﻿ Chaotic Pendulum

## Chaotic Pendulum

### coupled oscillations - non-linear equations - chaos

What it shows:
A double pendulum executes simple harmonic motion (two normal modes) when displacements from equilibrium are small. However, when large displacements are imposed, the non-linear system becomes dramatically chaotic in its motion and demonstrates that deterministic systems are not necessarily predictable.

How it works:
The double pendulum consists of two physical pendulums, each free to rotate a full 360° around its pivot. The pivots are 5/8" diam. ball-bearings. The two arms of the upper pendulum are fabricated from 1/4" thick aluminum and the lower pendulum from 1/2" thick aluminum. The pendulum lengths are approximately 10.75" and their masses are equal. The general design was adapted from an MIT version provided to us by Jack Wisdom (see reference below for more details).   The Lagrangian of the system yields two coupled nonlinear second-order differential equations in the variables θ1 and θ2, too long to reproduce here. 1   For small angles these equations become linear, with solutions that are linear combinations of the two normal modes of vibration. The two normal modes can easily be set into motion and demonstrated. The period of the symmetric mode in which the arms oscillate in the same direction is 1.2 sec. The antisymmetric mode (in which the upper and lower pendulums move in opposite directions) period is, of course, shorter and equal to 0.5 sec. Increasing the initial displacement to large angles results in chaotic motion which is quite fascinating and entertaining to watch. The pendulums rotate clockwise and counterclockwise in the most unexpected and surprising fashion, changing directions or suddenly increasing speed just when you think you know what they're going to do next.

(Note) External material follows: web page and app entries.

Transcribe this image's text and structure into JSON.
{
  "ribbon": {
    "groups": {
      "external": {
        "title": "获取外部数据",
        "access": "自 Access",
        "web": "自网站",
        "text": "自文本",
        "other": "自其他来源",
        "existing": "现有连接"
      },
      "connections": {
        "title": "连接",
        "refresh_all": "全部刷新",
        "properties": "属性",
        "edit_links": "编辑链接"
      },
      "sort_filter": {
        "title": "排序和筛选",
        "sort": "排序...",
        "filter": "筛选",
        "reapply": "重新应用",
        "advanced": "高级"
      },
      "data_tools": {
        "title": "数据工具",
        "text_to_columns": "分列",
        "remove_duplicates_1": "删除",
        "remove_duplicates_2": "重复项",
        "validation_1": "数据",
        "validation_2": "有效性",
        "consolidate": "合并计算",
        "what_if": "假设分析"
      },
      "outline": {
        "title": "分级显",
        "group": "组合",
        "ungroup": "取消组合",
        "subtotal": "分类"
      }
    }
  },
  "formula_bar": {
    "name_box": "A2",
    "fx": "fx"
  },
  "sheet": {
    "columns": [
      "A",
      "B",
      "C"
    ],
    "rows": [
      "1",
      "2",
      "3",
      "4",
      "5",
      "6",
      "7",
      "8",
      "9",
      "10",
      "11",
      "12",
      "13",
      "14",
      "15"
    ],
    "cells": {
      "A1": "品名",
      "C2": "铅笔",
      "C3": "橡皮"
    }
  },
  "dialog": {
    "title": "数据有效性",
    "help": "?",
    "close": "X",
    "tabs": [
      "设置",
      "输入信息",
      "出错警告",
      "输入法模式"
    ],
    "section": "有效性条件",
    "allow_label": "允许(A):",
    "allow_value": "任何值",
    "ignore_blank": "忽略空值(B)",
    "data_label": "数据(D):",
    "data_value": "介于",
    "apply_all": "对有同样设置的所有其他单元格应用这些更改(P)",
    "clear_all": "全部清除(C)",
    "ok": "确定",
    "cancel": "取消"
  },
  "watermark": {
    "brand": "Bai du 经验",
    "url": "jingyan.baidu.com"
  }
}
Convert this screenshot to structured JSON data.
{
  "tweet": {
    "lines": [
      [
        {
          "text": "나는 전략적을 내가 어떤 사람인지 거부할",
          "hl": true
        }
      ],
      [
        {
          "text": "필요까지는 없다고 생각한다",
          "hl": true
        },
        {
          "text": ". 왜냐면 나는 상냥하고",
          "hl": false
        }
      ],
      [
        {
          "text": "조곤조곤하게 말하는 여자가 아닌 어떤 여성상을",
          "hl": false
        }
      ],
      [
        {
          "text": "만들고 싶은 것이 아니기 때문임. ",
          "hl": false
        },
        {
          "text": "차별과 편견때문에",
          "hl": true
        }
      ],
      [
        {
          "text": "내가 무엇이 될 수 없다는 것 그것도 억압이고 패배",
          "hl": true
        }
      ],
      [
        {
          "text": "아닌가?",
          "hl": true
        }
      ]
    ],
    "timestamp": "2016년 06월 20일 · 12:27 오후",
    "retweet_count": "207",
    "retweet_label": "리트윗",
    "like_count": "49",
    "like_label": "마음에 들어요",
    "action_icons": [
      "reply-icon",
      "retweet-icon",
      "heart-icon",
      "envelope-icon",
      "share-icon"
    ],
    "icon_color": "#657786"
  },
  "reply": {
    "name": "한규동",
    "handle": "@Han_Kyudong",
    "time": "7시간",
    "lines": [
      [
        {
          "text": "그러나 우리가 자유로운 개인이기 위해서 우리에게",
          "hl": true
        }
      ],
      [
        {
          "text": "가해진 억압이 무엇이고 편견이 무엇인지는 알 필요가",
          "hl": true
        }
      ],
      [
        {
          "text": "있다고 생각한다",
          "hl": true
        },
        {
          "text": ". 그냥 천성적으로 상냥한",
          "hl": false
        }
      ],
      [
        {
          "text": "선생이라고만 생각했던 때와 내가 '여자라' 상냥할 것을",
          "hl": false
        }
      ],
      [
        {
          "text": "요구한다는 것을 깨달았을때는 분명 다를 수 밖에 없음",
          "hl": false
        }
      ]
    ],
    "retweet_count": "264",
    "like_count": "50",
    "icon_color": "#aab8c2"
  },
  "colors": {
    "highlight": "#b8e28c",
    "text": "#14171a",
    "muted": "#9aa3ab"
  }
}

The double pendulum can be set up with fairly reproducible initial conditions. For example, it can be fixed with a support arm so that it starts off with an initial angular displacement of 90°. But regardless how carefully one tries to secure identical releases from this initial configuration, the resultant motion is never the same. Any arbitrarily small change in the initial conditions results in a large change in the subsequent motion as these small deviations are amplified exponentially in time. This is one of the salient features of chaotic phenomena and it means that even "noise" in the initial conditions will be greatly amplified with time. Released as described above, our pendulum executes chaotic motion for about 1 minute and then settles down to nearly predictable motion for the next 8 or 9 minutes.

Setting it up:
The double pendulum support arm must be rigidly clamped to the edge of the lecture bench. Unnecessary vibrations in the mount will usurp its energy and it will not swing as long. It can be illuminated with a UV light for added effect (the fluorescent tape on it glows brilliantly in the darkened lecture hall).